SolidRun refreshed its line of tiny 2 x 2 x 2-inch mini-PCs with four new community-backed models based on 1.2GHz multi-core Freescale i.MX6 SoCs. The CuBox-i devices run Android 4.2.2 and Linux, offer HDMI, S/PDIF, IR, eSATA, GbE, USB, WiFi, and Bluetooth interfaces (depending on model)...
Limited pre-orders are now available with shipments due by the end of November. Prices, listed here in both special and standard amounts, includes: CuBox-i1 ($45/$50), CuBox-i2 ($70/$75), CuBox-i2Ultra ($95/$105), CuBox-i4Pro ($120/$130); shipping costs range from $18 to $38. More information and direct sales are available at CuBox-i.com.More at Linux Gizmos
What neat little gadgets! Apparently they run various Linux distributions, as well as Android. So you've got a range of choices in terms of what you run on them.
Should Games Be Ported to Linux Via Wine?
Gaming On Linux has an editorial that looks at the validity of porting games to Linux via Wine. Is this a good thing or a bad thing for Linux gamers?
To me there is a time when a Wine port is better than no port at all, take System Shock 2 for example they no longer have the source code for it (it's not exactly a new game), so rather than us buying a version marked for windows and then manually setting it up in Wine we have a chance to show the sale is for Linux, this gives another developer some Linux sales stats to look at, better than just seeing Windows sale right?More at Gaming On Linux
On the whole, I'd rather skip Wine ports altogether. Given that Valve is revving up Linux game development via Steam, who wants to mess around with Wine to get Windows games to run?
If a game developer won't support a native Linux version, then no problem. I don't need to buy their game. Let them stick with Windows, and I'll keep my money. Am I being too much of a purist here? I don't think so.
The bad old days when Linux wasn't even an afterthought for game developers are over. Linux is becoming a very viable gaming platform, and we ought to expect to be treated like first class citizens, and not some desperate second or third class platform.
What's your take on all this?

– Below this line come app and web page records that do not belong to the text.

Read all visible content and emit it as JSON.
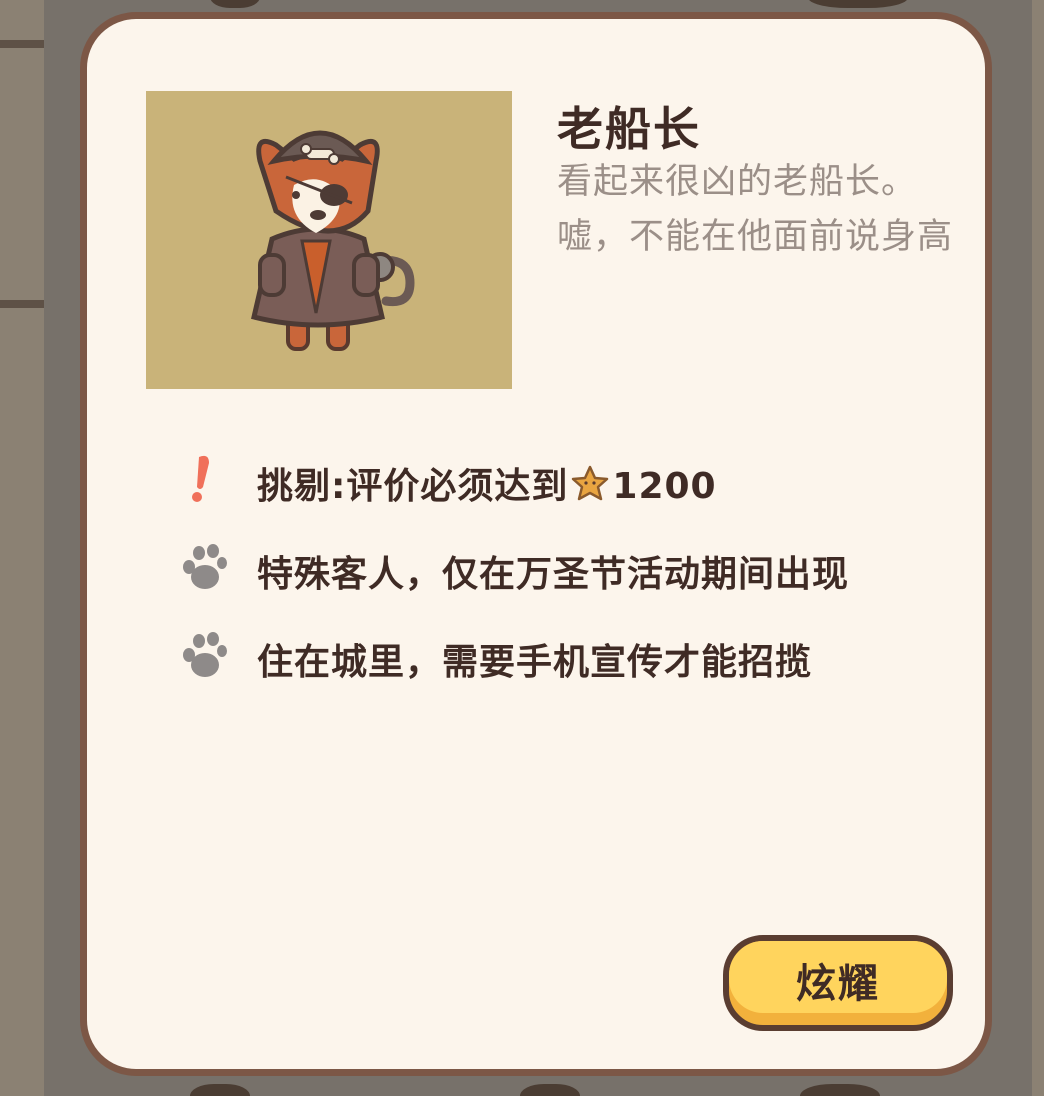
{
  "customer": {
    "name": "老船长",
    "description": "看起来很凶的老船长。嘘，不能在他面前说身高",
    "portrait_icon": "pirate-captain-dog-icon",
    "portrait_bg": "#c9b379"
  },
  "traits": [
    {
      "icon": "exclamation-icon",
      "label": "挑剔:评价必须达到",
      "value": "1200",
      "value_icon": "star-icon"
    },
    {
      "icon": "paw-icon",
      "label": "特殊客人，仅在万圣节活动期间出现"
    },
    {
      "icon": "paw-icon",
      "label": "住在城里，需要手机宣传才能招揽"
    }
  ],
  "actions": {
    "show_off_label": "炫耀"
  },
  "colors": {
    "card_bg": "#fcf5ec",
    "card_border": "#7c5746",
    "text_dark": "#3f2b25",
    "text_muted": "#9b8f88",
    "accent_red": "#f0705a",
    "button_yellow": "#ffd45d"
  }
}
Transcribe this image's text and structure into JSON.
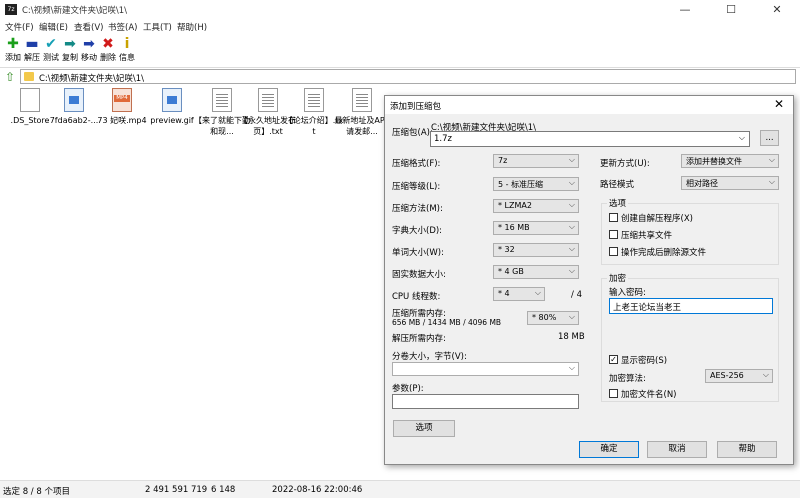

Tell me in the comments.
This article is published as part of the IDG Contributor Network. Want to Join?